In the case of the bathroom, my original estimate was something like 4 days. It took six months. Eh, I blame the economy. For 2010's reprise, my substantially lowered expectations for the long weekend were to restore a single double-hung window.

The window in question was directly adjacent to the bathroom window, and is (was) by far the worst-off window in my house. The upper sash was badly rotted and needed to be rebuilt. One of the panes was broken and held together with duct tape, barely. The lower sash was OK but also needed some help. The exterior window sill was also a goner, but I'd already made and finished a new one, so that didn't worry me.

Unfortunately, the frame itself turned out to be in pretty bad shape, too. As I started deconstructing things to get the sashes out, I realized that it was probably going to be easier just to completely rebuild the old frame.

After three days of weekend work, and three trips to Strosniders related to my incompetence in handling 32" x 18" pieces of glass, I just about finished restoring the sashes. That involved:

  • removing all the old window glazing and broken glass
  • masterfully removing the 3 intact panes from the decrepit frame, intact
  • stripping off all the old paint and varnish, scraping, sanding, cleaning
  • crafting a piece of wood to replace the rotted part of the upper sash, which required about 6 passes on the table saw, a router, a miter saw, some drilling, hand chiseling, and filing to reproduce it
  • removing the old rotted piece without damaging the rest of the frame, and installing the new replica, which miraculously seemed to fit properly
  • Repairing some other rotted parts of the frame with Bondo, which I left out and N. discovered later (she referred to it as "weird grey putty smelling up the house")
  • succesively breaking each one of the 3 original panes while trying to reinstall them, and, finally,
  • reglazing the four new panes in a quasi-professional manner.

This is not my window frame.
But it's about what I was dealing with.
That took, basically, 3 half-assed days of work. That is to say, I did stuff other than just work on this over the weekend. But that is, I hope, the hard part. What is left is reconstructing the frame itself.

The frame, luckily, is not quite the precision piece of woodworking that the sashes are.
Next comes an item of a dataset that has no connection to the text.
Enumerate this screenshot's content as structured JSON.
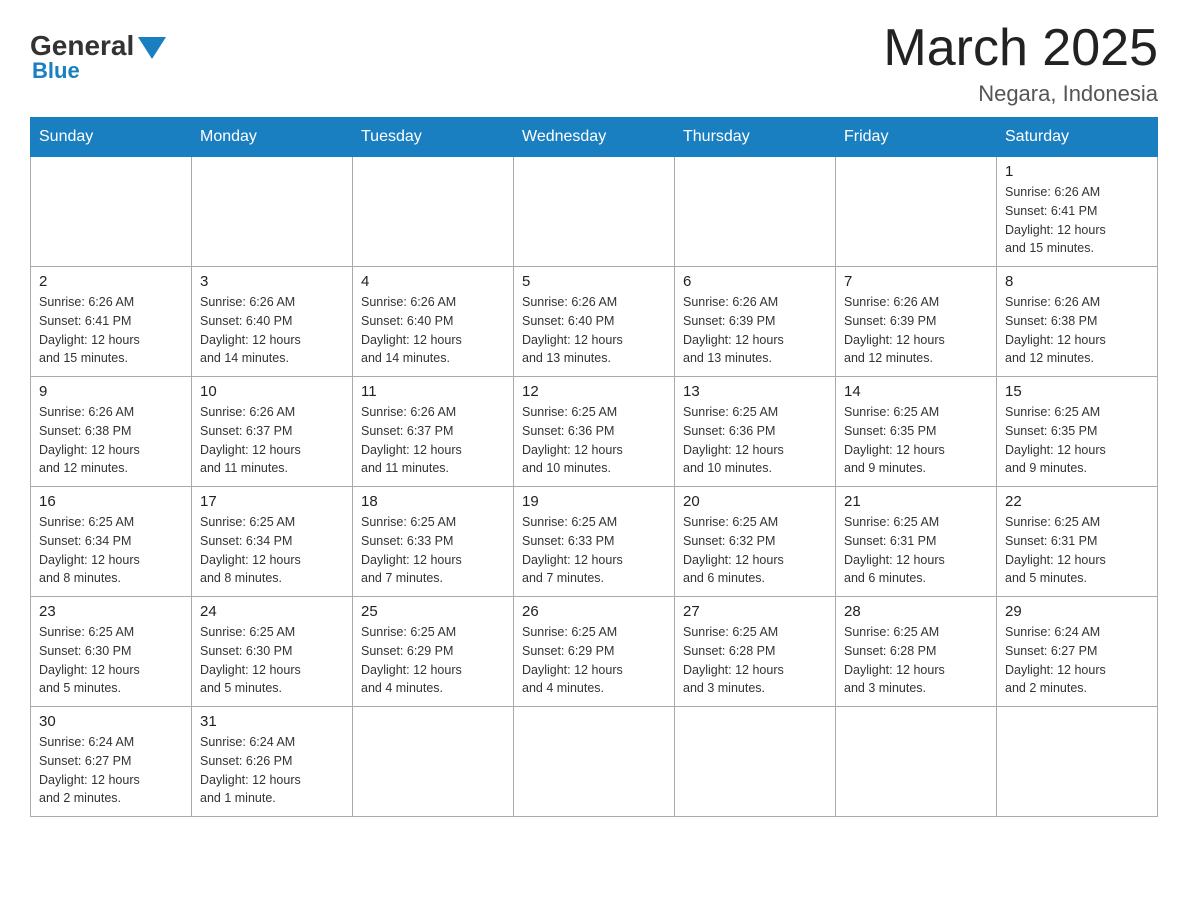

However, nor is it slapping a couple boards together, either. It needs to be reasonably precise in order that the windows work well, and to construct it properly involves making grooves into 6' long pieces of wood. Into these grooves will go the strips of wood against which the windows slide.

For this trick I will need to use a tool called a stacked dado set on my table saw, which I have never done before. I've cut grooves using a router in the past, but my experience with the router for such long grooves as this is that I will screw it up 3 times for every one I get right. So, a new tool: the dado set. This, my friends, I will be attempting over the next two nights. If I do not succeed at this, I will be installing a piece of plywood in the window, as I am going away this weekend.

When this is done, you will know the answer to whether a carpenter of moderate skills is capable of rebuilding an antique window frame. I have never met my match before on this old house, so I am optimistic, though I am sure it will come with much cursing and several trips to Home Depot to buy more pieces of wood.